┏━━

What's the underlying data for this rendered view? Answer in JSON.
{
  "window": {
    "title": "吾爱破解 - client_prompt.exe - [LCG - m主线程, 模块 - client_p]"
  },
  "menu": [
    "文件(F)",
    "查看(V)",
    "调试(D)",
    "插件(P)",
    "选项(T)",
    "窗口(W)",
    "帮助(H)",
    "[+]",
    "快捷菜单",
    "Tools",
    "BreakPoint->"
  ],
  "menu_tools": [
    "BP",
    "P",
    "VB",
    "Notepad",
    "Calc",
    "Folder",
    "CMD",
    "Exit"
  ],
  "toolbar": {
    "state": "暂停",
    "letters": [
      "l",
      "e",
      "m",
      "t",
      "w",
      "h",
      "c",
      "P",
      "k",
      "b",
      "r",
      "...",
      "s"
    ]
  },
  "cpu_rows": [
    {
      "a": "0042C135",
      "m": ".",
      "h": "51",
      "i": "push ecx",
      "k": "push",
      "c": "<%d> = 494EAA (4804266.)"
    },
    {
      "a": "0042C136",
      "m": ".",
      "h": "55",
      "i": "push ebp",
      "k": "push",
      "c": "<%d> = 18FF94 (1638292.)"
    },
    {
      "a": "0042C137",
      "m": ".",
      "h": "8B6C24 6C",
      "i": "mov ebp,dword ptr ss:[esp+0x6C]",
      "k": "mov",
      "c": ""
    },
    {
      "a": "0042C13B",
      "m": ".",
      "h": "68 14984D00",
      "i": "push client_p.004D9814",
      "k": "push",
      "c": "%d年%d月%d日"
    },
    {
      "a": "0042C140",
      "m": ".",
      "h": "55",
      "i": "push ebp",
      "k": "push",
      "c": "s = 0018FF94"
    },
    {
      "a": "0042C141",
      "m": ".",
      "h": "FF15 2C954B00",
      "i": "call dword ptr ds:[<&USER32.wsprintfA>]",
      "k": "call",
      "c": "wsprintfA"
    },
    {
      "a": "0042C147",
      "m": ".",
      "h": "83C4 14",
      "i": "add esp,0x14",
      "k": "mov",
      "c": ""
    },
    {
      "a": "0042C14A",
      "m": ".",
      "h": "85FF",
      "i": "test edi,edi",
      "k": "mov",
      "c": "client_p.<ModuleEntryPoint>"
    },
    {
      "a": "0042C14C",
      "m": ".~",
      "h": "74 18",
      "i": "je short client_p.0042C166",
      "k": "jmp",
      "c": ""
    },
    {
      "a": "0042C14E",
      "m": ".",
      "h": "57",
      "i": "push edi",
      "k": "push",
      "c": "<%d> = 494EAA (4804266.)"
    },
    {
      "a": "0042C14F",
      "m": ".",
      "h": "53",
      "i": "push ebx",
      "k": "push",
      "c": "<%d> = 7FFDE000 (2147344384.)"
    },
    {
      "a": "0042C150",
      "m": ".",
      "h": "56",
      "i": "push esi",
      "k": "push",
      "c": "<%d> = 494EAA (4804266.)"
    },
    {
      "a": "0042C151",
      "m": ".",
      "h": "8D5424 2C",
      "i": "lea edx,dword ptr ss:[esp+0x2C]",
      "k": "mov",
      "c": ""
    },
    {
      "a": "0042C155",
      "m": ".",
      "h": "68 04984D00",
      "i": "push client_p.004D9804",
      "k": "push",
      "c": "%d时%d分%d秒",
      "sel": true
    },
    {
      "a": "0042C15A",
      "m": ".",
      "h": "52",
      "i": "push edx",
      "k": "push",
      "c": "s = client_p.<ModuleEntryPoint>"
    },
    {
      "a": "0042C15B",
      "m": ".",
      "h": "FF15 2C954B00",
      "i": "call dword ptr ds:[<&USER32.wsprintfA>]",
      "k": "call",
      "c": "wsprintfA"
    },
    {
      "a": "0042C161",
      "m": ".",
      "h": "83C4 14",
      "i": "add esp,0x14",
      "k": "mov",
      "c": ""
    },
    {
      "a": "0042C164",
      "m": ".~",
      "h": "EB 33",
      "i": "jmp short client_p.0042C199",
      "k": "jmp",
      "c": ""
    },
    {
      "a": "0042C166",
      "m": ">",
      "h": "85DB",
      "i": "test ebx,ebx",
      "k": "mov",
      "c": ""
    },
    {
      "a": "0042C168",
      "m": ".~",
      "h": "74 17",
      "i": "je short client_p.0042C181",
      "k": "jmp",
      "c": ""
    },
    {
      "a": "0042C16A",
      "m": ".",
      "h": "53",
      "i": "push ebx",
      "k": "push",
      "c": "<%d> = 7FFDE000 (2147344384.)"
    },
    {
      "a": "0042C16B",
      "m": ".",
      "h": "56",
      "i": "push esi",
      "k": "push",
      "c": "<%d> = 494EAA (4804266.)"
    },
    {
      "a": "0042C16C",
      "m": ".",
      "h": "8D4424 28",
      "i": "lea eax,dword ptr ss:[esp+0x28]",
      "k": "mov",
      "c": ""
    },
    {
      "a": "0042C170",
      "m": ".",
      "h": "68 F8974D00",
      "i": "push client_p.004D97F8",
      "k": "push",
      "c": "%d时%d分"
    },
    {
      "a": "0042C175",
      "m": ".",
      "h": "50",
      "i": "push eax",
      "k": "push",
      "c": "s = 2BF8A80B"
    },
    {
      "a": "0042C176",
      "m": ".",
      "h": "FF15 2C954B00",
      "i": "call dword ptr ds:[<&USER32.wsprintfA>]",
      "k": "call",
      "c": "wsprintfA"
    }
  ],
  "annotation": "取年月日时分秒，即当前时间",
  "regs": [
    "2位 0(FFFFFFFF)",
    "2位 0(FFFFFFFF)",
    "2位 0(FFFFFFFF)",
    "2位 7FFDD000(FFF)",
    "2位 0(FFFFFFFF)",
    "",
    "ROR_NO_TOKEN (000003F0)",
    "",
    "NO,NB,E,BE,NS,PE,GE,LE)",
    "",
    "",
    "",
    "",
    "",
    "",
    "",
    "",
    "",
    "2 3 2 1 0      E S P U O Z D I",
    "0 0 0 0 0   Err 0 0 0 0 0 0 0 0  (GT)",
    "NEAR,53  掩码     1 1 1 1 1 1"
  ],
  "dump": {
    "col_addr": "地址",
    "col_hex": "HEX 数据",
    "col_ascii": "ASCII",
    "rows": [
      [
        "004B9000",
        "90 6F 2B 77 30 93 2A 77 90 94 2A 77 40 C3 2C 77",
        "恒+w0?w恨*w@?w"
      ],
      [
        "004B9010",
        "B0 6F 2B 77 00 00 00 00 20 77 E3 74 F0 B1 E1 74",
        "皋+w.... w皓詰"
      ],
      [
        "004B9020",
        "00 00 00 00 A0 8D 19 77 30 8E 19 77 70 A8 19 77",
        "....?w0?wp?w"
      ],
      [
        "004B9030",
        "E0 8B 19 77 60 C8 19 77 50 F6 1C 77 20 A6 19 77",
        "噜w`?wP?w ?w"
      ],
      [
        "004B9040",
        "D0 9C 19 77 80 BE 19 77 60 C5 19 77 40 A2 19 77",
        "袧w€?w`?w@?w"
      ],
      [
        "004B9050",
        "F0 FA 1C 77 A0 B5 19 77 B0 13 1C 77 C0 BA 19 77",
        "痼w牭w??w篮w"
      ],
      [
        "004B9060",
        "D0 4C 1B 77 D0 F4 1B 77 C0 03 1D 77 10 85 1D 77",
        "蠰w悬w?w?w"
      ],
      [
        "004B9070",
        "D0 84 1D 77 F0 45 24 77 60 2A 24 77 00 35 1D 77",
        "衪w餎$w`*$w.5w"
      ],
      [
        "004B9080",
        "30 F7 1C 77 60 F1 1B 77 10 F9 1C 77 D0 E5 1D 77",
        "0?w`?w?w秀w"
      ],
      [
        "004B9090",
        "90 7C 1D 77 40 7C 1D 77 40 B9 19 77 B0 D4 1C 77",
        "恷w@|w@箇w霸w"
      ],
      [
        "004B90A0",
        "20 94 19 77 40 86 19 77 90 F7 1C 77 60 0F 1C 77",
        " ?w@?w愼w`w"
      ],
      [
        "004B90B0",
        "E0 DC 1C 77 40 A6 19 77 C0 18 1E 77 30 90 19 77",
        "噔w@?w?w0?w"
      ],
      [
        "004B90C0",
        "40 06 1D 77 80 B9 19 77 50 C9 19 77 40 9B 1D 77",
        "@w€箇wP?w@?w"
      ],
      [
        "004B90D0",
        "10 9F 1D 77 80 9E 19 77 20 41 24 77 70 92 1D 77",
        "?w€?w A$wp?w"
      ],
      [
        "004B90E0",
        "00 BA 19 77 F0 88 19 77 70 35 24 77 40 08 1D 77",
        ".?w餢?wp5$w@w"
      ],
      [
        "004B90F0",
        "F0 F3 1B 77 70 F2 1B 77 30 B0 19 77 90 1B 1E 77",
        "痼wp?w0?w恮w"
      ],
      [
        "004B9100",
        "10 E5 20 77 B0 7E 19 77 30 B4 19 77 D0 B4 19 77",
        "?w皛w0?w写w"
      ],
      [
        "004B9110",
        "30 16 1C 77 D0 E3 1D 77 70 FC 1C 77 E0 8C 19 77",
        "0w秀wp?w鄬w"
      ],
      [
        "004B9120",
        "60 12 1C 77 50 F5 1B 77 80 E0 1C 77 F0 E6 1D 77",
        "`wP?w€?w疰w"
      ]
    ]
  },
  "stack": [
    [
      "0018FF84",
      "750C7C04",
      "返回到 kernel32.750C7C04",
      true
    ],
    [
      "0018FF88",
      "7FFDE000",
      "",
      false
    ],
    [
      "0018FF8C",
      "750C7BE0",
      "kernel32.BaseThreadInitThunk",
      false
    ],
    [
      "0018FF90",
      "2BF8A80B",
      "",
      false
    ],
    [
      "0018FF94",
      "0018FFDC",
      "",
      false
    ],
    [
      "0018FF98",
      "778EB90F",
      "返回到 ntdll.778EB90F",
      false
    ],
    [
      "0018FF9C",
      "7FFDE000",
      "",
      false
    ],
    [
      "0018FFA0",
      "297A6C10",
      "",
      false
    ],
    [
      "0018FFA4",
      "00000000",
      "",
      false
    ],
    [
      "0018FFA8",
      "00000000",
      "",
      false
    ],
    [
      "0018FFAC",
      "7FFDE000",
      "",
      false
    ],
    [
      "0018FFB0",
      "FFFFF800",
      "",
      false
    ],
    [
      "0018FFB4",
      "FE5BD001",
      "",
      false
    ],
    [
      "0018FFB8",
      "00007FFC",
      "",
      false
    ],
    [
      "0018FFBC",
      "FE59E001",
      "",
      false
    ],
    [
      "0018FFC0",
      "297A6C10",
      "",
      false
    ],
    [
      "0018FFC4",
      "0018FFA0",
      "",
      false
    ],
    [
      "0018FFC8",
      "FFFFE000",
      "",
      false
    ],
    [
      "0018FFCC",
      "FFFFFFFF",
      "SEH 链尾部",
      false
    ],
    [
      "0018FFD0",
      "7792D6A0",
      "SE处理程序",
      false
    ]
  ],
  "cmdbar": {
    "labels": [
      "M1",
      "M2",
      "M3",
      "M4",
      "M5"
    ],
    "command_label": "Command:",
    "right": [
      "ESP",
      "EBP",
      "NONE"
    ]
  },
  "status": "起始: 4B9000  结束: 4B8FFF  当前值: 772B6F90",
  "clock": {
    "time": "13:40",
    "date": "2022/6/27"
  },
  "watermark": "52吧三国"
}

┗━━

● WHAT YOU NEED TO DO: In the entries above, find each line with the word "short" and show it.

● EXERCISE OUTPUT:
      "i": "je short client_p.0042C166",
      "i": "jmp short client_p.0042C199",
      "i": "je short client_p.0042C181",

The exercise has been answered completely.